WHAT TO WORK ON: All of the data is to be copied without a single change.

[Excerpts from an interface dataset]
————————

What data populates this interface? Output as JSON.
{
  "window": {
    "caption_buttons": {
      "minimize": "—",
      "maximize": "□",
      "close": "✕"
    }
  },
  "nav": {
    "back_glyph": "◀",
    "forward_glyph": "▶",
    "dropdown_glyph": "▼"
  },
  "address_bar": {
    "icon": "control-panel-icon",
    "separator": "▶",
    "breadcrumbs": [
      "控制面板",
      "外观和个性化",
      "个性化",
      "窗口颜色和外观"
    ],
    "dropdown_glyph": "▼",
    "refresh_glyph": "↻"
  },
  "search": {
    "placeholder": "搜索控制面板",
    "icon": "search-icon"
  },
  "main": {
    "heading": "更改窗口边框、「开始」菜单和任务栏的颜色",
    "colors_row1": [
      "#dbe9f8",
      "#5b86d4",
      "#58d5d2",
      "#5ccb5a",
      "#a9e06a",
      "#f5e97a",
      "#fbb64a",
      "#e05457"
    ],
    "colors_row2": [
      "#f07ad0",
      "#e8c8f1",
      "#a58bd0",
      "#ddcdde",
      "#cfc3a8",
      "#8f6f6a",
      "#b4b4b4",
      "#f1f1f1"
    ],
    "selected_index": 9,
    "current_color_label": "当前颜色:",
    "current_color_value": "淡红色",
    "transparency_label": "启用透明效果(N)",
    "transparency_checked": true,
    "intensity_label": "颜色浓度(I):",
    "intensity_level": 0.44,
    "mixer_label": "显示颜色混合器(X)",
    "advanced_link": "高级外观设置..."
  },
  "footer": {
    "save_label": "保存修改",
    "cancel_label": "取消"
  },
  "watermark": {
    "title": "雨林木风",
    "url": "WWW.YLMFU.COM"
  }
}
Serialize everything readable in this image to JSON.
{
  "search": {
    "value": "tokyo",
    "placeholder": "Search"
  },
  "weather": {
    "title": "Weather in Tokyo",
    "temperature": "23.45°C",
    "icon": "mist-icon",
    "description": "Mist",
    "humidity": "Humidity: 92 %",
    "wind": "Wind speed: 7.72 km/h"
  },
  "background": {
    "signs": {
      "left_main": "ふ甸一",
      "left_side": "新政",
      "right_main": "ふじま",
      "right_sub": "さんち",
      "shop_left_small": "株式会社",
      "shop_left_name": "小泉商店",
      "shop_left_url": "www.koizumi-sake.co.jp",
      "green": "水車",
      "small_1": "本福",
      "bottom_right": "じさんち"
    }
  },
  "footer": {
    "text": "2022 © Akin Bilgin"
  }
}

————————

SOLUTION BELOW:
What data populates this interface? Output as JSON.
{
  "window": {
    "caption_buttons": {
      "minimize": "—",
      "maximize": "□",
      "close": "✕"
    }
  },
  "nav": {
    "back_glyph": "◀",
    "forward_glyph": "▶",
    "dropdown_glyph": "▼"
  },
  "address_bar": {
    "icon": "control-panel-icon",
    "separator": "▶",
    "breadcrumbs": [
      "控制面板",
      "外观和个性化",
      "个性化",
      "窗口颜色和外观"
    ],
    "dropdown_glyph": "▼",
    "refresh_glyph": "↻"
  },
  "search": {
    "placeholder": "搜索控制面板",
    "icon": "search-icon"
  },
  "main": {
    "heading": "更改窗口边框、「开始」菜单和任务栏的颜色",
    "colors_row1": [
      "#dbe9f8",
      "#5b86d4",
      "#58d5d2",
      "#5ccb5a",
      "#a9e06a",
      "#f5e97a",
      "#fbb64a",
      "#e05457"
    ],
    "colors_row2": [
      "#f07ad0",
      "#e8c8f1",
      "#a58bd0",
      "#ddcdde",
      "#cfc3a8",
      "#8f6f6a",
      "#b4b4b4",
      "#f1f1f1"
    ],
    "selected_index": 9,
    "current_color_label": "当前颜色:",
    "current_color_value": "淡红色",
    "transparency_label": "启用透明效果(N)",
    "transparency_checked": true,
    "intensity_label": "颜色浓度(I):",
    "intensity_level": 0.44,
    "mixer_label": "显示颜色混合器(X)",
    "advanced_link": "高级外观设置..."
  },
  "footer": {
    "save_label": "保存修改",
    "cancel_label": "取消"
  },
  "watermark": {
    "title": "雨林木风",
    "url": "WWW.YLMFU.COM"
  }
}
Serialize everything readable in this image to JSON.
{
  "search": {
    "value": "tokyo",
    "placeholder": "Search"
  },
  "weather": {
    "title": "Weather in Tokyo",
    "temperature": "23.45°C",
    "icon": "mist-icon",
    "description": "Mist",
    "humidity": "Humidity: 92 %",
    "wind": "Wind speed: 7.72 km/h"
  },
  "background": {
    "signs": {
      "left_main": "ふ甸一",
      "left_side": "新政",
      "right_main": "ふじま",
      "right_sub": "さんち",
      "shop_left_small": "株式会社",
      "shop_left_name": "小泉商店",
      "shop_left_url": "www.koizumi-sake.co.jp",
      "green": "水車",
      "small_1": "本福",
      "bottom_right": "じさんち"
    }
  },
  "footer": {
    "text": "2022 © Akin Bilgin"
  }
}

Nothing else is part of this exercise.